Learning disabilities. Learning Disabilities.
These disorders are intrinsic to the individual and presumed to be due to central nervous dysfunction
Other general terms for a learning disability are minimal brain dysfunction, attention deficit disorder (ADD), dyslexia, and hyperactivity.
The majority of people with learning disabilities have language and/or memory deficits.
Individuals with learning disabilities appear normal and have been found to have at least average, if not superior (gifted), intelligence.
Even though there is a large discrepancy between a learning disabled person’s intellectual abilities and his or her performance levels, no cause-and-effect relationship exists: Those who exhibit this discrepancy are not necessarily learning disabled.
Myth: Children with learning disabilities should be treated like everyone else.
Learning disabilities are not caused by retardation, emotional disturbances, physical impairments (blindness or deafness), or environmental deprivation such as lack of educational opportunity or cultural diversity
With these individuals, visual stimulation should be kept to a minimum.
Visual materials such as pamphlets or books are ineffective unless the content is explained orally or the information is read aloud
If visual items are used, only one item should be given at any one time with a sufficient period in between times to allow for the information to be focused on and mastered.Teaching Strategies
Recall and retention of information can be assessed by oral questioning, allowing learners to express back to you in oral form what they understand and remember about the content that has been presented.Teaching Strategies
There also may be a problem with auditory “figure ground,” such that the sound of someone speaking cannot be identified clearly when others are speaking in the same room.
Auditory “lags” may occur, whereby sound input cannot be processed at a normal rate.Auditory Perceptual Disorders
Using as few words as possible and repeating them when necessary (using the same words to avoid confusion) are useful strategies
Direct eye contact helps keep the learner focused on the task at hand.Teaching Strategies
Using hand signs for key words when giving verbal instructions and allowing the learner to have hands-on experiences and opportunities for observation are useful techniques.
Directions for learning via these methods and tools should be in written form.Teaching Strategies
Awareness to these details may have developed as a compensatory strategy to aid comprehension.
If the learner does not understand something being taught, he or she may exhibit frustration in the form of irritability and inattentiveness.Teaching strategies
They enjoy doing things with their hands, want to touch everything, prefer writing and drawing, engage in physical exploration, and enjoy physical movement through sports activities
A child who has difficulty sequencing information may read and understand the word dog as god because the letters d, o, and g are processed in the incorrect order.
Abstraction is the inability to infer meaning from words or phrases; that is, the specific intended meaning of words or thoughts is misunderstoodIntegrative Processing Disorders
You should avoid using confusing phrases, puns, or sarcasm with such patients.
Frequently ask the person to repeat or demonstrate what was learned to immediately clear up any misconceptionsTeaching strategies
Long-term memory consists of information that has been repeated and stored and becomes available whenever you think about it
Individuals with short-term memory deficits may be unable to recall what they learned an hour before, but they may be able to recall the information at a later point in time.Short-Term or Long-Term Memory Disorders
For persons with either type of language disability, the greatest gift you can give them is time—time to process internal thoughts, to find words, and then to speak for the purpose of initiating a conversation or responding with answers to questions.Teaching strategies
• Use hand signs for key words when giving verbal directions.
• Use hands-on experience or observation.
• Highlight important information.
• Use a computer.
• Capitalize on teachable moments.
• Use puzzles.
• Appeal to all senses—auditory, visual, and tactile.
• Use mnemonics
• Use a cognitive map
• Use an active reading strategy such as SQ3R (skim, question, read, rehearse, revise).Adaptive techniques:
Often people with this type of disability will avoid such tasks because of inadequate motor skills.

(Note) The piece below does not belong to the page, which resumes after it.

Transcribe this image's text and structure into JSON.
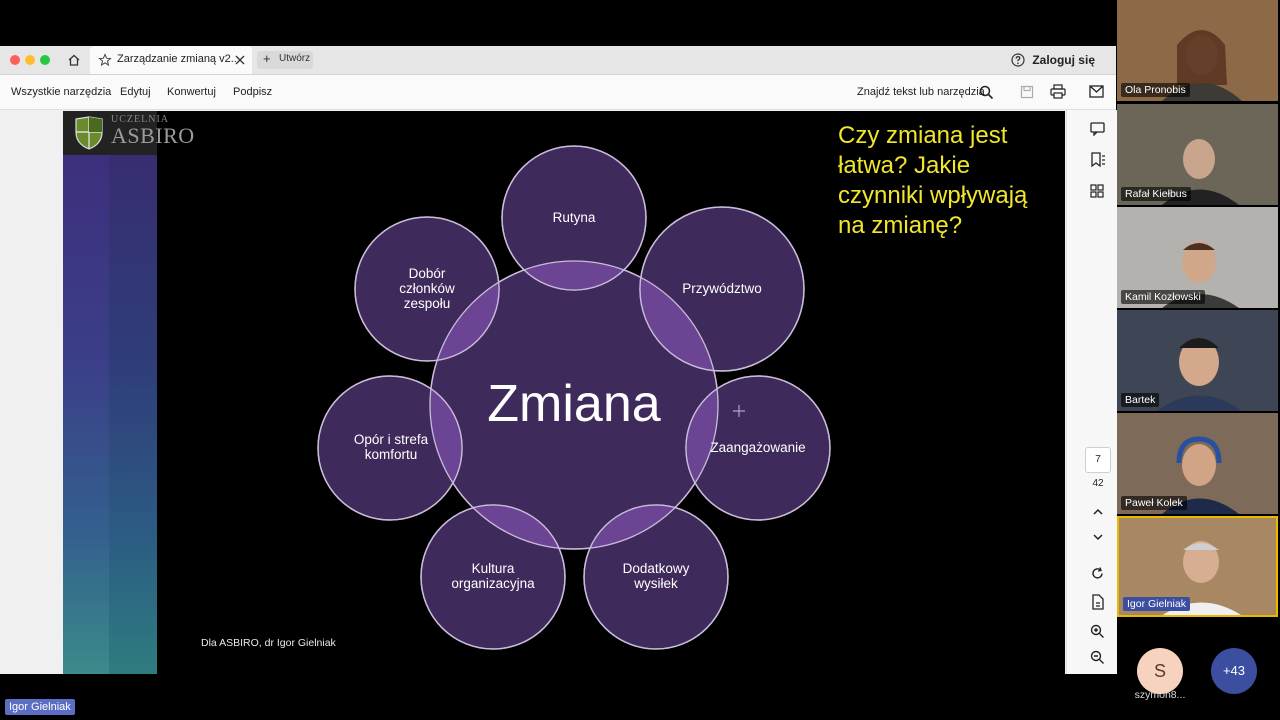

For example, they will shy away from using writing as a form of communication because it requires fine motor coordination to accomplish.Motor Disorders
Depending on the disabled person’s auditory and visual strengths, computers, typewriters, and preprinted materials may prove helpful tools for teaching and learning.
Safety also is always a concern for those with gross motor difficulties because they are prone to clumsiness, stumbling, or falling.
The environment should be kept as uncluttered as possible to avoid injury and embarrassmentTeaching strategies
The ability to pay attention is an important prerequisite to success in school and work.
The exact cause of ADD is unknown, but its primary characteristics are signs of inattention and impulsivity that are developmentally inappropriate.
Hyperactivity (ADDH) often accompanies the inattentiveness and impulsivity.
When giving instructions or assigning a task, give directions one at a time, and divide the work into small parts.